Jules Odendahl-James (Dramaturg) is an artist/scholar who has been making theater in the Triangle for two decades. Recent credits include The Moors by Jen Silverman, Vinegar Tom by Caryl Churchill at Duke University (director); Life Sucks by Aaron Posner at Manbites Dog, Rollover by Laura Moore, a new play in development at UNC-Chapel Hill (dramaturg). She was an Associate Artistic Director at Manbites Dog from 2014-2018; is a member of the new venture Bulldog Theatre Ensemble; an Associate Member of SDC, and a member of the Literary Managers and Dramaturgs of the Americas (LMDA).

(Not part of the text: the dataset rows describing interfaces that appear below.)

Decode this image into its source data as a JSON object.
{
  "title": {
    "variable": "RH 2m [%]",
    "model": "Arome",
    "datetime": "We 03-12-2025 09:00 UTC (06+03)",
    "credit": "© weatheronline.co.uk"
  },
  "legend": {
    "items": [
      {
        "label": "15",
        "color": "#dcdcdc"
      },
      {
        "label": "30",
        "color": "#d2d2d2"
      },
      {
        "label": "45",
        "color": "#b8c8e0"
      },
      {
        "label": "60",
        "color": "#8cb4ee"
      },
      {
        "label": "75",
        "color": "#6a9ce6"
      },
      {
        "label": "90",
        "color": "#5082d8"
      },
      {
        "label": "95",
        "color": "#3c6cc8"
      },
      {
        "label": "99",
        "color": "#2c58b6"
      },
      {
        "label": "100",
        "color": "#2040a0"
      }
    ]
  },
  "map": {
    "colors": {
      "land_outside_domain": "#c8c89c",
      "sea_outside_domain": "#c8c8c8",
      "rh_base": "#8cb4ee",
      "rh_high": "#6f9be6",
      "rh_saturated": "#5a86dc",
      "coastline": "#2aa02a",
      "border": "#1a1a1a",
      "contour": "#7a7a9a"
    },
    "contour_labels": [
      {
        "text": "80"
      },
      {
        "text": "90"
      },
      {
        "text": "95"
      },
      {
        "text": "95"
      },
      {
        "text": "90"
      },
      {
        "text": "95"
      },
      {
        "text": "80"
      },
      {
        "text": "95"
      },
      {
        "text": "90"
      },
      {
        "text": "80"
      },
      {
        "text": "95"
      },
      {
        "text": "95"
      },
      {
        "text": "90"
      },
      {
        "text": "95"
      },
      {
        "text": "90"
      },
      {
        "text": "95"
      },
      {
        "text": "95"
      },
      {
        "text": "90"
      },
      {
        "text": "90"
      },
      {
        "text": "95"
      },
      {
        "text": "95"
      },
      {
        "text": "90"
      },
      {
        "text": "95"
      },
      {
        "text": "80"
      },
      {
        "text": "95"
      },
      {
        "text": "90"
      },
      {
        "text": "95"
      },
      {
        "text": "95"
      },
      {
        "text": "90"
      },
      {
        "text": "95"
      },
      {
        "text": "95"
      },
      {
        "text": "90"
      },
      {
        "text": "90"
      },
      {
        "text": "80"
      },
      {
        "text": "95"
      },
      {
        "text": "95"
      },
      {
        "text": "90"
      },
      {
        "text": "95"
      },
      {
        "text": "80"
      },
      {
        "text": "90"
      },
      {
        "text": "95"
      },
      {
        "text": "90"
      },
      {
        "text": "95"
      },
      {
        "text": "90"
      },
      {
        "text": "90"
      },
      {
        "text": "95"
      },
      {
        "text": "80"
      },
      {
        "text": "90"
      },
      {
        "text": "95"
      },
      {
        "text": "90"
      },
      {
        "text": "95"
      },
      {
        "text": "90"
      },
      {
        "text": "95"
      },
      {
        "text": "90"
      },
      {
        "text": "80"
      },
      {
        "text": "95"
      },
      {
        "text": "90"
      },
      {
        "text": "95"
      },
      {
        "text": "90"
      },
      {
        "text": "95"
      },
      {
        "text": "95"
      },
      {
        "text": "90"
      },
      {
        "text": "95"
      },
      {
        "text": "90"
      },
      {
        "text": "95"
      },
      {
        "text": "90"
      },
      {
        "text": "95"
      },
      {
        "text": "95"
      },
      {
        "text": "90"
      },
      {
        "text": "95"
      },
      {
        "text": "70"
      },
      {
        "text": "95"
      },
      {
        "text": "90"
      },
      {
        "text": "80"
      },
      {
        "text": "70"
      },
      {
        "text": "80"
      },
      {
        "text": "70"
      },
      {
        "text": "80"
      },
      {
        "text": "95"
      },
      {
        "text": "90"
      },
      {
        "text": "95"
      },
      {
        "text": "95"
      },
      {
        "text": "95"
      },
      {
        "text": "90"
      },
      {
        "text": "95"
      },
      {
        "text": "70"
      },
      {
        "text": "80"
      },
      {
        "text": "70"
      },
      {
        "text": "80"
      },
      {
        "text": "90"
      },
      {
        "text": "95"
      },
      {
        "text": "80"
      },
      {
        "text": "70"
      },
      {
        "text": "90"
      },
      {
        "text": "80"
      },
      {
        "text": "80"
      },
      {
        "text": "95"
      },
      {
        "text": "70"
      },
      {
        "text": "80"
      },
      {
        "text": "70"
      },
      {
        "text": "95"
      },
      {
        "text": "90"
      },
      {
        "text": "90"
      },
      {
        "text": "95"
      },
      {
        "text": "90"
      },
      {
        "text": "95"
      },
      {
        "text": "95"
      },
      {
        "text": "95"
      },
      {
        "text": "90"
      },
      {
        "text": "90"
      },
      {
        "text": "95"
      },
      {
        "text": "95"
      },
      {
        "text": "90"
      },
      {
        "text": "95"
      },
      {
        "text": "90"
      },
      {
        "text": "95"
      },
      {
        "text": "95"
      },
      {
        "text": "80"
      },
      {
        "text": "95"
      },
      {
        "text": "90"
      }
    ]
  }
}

Kathryn Hunter Williams (Marvel Cooke) is Teaching Associate Professor in the Department of Dramatic Art and Associate Director for Hidden Voices. As Associate Director of Hidden Voices, Kathryn co-created performances with undocumented immigrant youth, families escaping violence, military spouses, survivors of sexual assault, African-American communities facing gentrification, refugees, and the currently incarcerated. Kathryn also serves as Company Artistic Associate for PlayMakers Rep. Directing credits include: Count; To Buy the Sun; the Challenge of Pauli Murray, Orange Light, Radio Golf, Jitney, Nina Simone: What More Can I Say? A longstanding member of PlayMakers Repertory Company, she recently performed the role of Mrs. Dickson in Intimate Apparel. PRC plays includeSkeleton Crew, Dot, Intimate Apparel, The Crucible, Trouble in Mind, Vanya and Sonia and Masha and Spike, and A Raisin in the Sun. She has also worked with Living Stage, The Negro Ensemble Company, and New Dramatists.
Ash Heffernan (Stage Directions) is a Dramatic Arts and Communications (Performance Studies) student at the University of North Carolina at Chapel Hill. She is a producer for Kenan Theatre Company (KTC), the resident undergraduate departmental theatre group. She is currently co-producing the ongoing, monthly Reading Series and the upcoming spring production of Mr. Burns. She most recently appeared as Mary in The Language Archive with KTC and as Ophelia in Oak Park Festival Theatre’s Intern Shakespeare Showcase, where she also assistant directed two of their summer productions.
I'm a playwright, dramaturg, and teaching artist. It is here where you'll find my queries and musings on life, theater and the world. My posts advocate for diversity, inclusion, and equity in the American Theatre and updates on my own work. Please enjoy!